I will not say too much about the story, but it plays in the Wild West and involved magnificent views of nature and of course cowboys, Indians and outlaws.
Entertaining and even a little pedantic, since the film shows how ‘progress’ and economic growth has no regard for the rights of indiginous peoples.

Thor: The Dark World * Alan Taylor & James Gunn (2013)

Obviously a follow up of the 2011 “Thor” film, but with other directors. Reading back my review of the other “Thor” film, I was not too enthousiastic, but this time I was! I do not know if it was the big screen, the 3D (which did not add all that much, but still) or the alcohol consumed prior to and during the film, the “The Dark World” is a true spectacle.
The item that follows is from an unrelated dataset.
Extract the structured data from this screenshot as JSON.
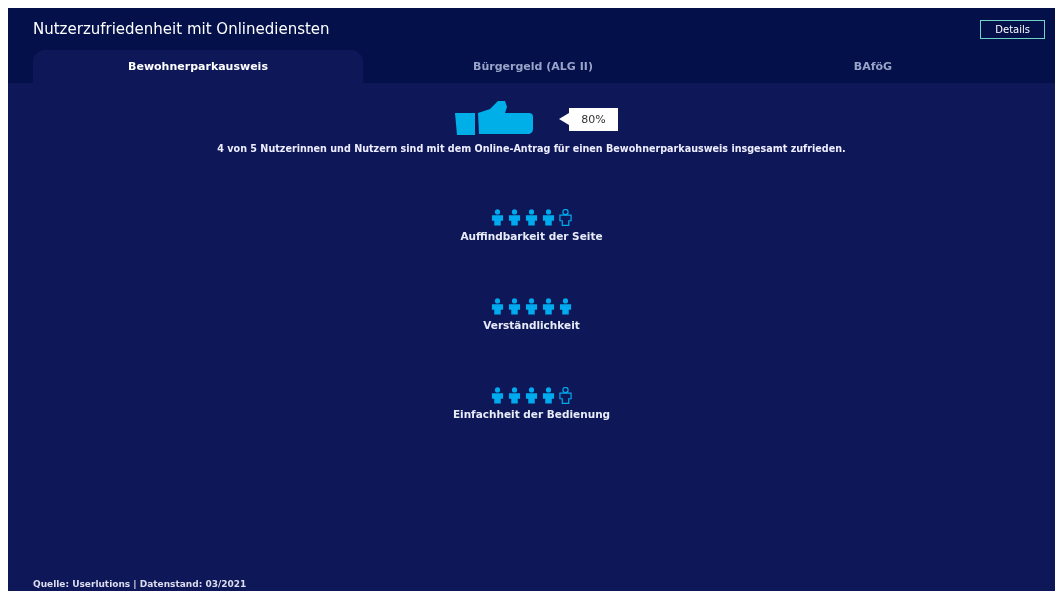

The actors are the same so/and ‘mythological wise’ there is a lot to complain, but there are also nice, subtle mythological references. Besides, since the heathen Gods are victorious, this is a nice way to introduce new folks to the old ways, or…?
This time the dark alfs (leaded by a character with an unnorse name Malekith) try to take advantage of an allignment of the nine worlds. Thor’s earthly girlfriend of the first film stumbled upon the powerfull force called “aether” and Thor has to come and save her. Jane is taken to Asgard where war is waged.
Impressive scifi computer graffics and a lot of spectacle make “The Dark World” an entertaining Hollywood production. Do not get annoyed too much about the mythological inconsistancies, just enjoy the references that are there. Not a must-see, but a good option when you are up for some action spectacle.
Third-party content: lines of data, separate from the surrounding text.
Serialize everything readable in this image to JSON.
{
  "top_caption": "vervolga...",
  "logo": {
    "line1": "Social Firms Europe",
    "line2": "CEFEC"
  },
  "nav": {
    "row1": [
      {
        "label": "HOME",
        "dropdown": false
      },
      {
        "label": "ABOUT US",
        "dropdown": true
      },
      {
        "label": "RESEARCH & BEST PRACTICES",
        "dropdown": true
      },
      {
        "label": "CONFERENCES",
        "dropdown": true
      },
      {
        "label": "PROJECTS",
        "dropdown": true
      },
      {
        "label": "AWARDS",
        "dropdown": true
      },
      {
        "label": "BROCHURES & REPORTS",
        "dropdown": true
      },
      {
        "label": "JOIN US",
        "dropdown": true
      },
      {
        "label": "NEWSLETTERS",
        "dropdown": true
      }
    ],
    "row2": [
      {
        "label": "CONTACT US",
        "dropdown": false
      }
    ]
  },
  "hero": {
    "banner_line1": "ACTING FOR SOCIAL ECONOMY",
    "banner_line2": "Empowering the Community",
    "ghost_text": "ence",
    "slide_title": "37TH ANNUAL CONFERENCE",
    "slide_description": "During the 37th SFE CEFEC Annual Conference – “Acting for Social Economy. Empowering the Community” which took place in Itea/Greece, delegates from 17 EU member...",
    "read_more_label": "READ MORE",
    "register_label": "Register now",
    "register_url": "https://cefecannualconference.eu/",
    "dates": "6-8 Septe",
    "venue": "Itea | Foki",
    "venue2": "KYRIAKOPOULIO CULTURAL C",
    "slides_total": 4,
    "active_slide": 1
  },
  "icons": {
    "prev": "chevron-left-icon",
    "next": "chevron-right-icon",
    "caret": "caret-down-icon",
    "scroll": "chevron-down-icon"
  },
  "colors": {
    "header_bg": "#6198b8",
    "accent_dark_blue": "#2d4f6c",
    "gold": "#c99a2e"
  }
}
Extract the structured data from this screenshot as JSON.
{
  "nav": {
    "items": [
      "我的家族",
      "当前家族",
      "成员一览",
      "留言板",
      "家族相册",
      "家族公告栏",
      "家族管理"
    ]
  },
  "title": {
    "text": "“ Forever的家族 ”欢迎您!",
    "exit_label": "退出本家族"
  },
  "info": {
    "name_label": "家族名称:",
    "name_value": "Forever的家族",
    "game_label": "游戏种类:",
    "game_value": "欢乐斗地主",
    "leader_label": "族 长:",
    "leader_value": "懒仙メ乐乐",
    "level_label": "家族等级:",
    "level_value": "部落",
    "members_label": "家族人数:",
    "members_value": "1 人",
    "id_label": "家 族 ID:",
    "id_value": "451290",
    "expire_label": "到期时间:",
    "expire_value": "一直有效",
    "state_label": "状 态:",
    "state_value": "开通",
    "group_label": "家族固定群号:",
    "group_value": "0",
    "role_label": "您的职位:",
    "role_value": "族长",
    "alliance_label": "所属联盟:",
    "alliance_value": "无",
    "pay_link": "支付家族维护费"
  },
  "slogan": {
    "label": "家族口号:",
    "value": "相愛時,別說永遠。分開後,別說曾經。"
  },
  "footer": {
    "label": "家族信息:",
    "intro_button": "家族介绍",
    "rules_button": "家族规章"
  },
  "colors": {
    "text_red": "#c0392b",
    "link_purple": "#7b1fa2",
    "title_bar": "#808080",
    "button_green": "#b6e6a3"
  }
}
Cloud Atlas * Tom Tykwer, Lana & Andy Wachowski (2012)

How unfortunate! That it took me so long to watch this film. I was mostly interested because of the directors, but the 3 hour length held me back. “Cloud Atlas” is a brilliant film though and certainly worth the three hours.
I have not read that much about the film, but the way I see it there are 7 different stories which are cut up and presented through eachother. Stories in the past, the future and combinations between the two. Many actors have 7 parts and there are several indications that the different stories are different lives of the same people. What all (or most) stories have incommon, is that the nonconformistic people are some sort of rebels. The different stories allowed the directors to go from pompous (Matrix-like) scifi to maritime drama, Medieval adventure and harsch humour. The stories in themselves are all interesting and contain some sort of mystery. It takes way up to the end before many things fall into place (but I guess watching the film again will do so even more), since the actors are not always too recognisable and also before there are cross-references between the stories. Overall there is this great Wachowski atmosphere.
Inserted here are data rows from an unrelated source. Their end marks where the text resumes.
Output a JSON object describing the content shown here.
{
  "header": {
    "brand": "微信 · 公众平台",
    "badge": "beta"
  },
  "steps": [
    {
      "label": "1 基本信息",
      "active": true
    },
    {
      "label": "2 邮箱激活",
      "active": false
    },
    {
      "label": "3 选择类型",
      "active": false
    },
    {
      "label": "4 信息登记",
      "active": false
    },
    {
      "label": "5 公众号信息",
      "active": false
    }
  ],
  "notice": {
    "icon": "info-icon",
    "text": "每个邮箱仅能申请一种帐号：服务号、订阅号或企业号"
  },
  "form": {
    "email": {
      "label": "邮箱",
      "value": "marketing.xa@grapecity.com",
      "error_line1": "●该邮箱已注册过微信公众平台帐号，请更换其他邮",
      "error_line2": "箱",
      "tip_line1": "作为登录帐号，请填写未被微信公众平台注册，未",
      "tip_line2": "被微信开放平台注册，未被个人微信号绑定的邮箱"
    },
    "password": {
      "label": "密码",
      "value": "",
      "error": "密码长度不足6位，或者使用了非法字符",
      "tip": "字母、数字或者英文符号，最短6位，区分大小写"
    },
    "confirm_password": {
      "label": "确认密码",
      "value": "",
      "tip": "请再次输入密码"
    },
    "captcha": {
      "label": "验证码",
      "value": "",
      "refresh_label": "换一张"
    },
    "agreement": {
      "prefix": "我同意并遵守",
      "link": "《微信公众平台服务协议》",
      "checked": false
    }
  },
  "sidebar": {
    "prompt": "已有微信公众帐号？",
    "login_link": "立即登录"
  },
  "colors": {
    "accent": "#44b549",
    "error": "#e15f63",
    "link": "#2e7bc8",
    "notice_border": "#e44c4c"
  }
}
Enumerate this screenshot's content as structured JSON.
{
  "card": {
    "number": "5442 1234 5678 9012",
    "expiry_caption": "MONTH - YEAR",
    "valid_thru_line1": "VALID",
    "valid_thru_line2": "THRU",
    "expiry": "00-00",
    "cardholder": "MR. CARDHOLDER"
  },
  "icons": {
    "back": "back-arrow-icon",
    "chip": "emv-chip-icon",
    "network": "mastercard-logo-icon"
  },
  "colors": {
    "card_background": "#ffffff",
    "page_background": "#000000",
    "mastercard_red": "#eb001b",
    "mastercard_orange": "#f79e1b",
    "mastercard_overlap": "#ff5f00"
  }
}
Ice Station Zebra * John Sturges (1968)

Other than that I did not learn anything else about “The Prisoner” (as I read somewhere) than that Patrick McGoohan always wears the same cloths and has the same way of acting, “Ice Station Zebra” is an unexpectedly entertaining old film. Something happens on the North Pole and an American submarine is sent out to reach a weather station from below the ice because of an ice storm. The submarine contains some secret agents and a nice combination between cold war espionage and submarine adventure unfolds. Then the submarine reaches its destination and more plots surface. “Ice Station Zebra” is a long film (148 minutes!), but watches as the better 007’s from the time. The film is based on a book and perhaps therefor the story is well worked out. Too bad about the poor closing scene. For the rest a recommended classic.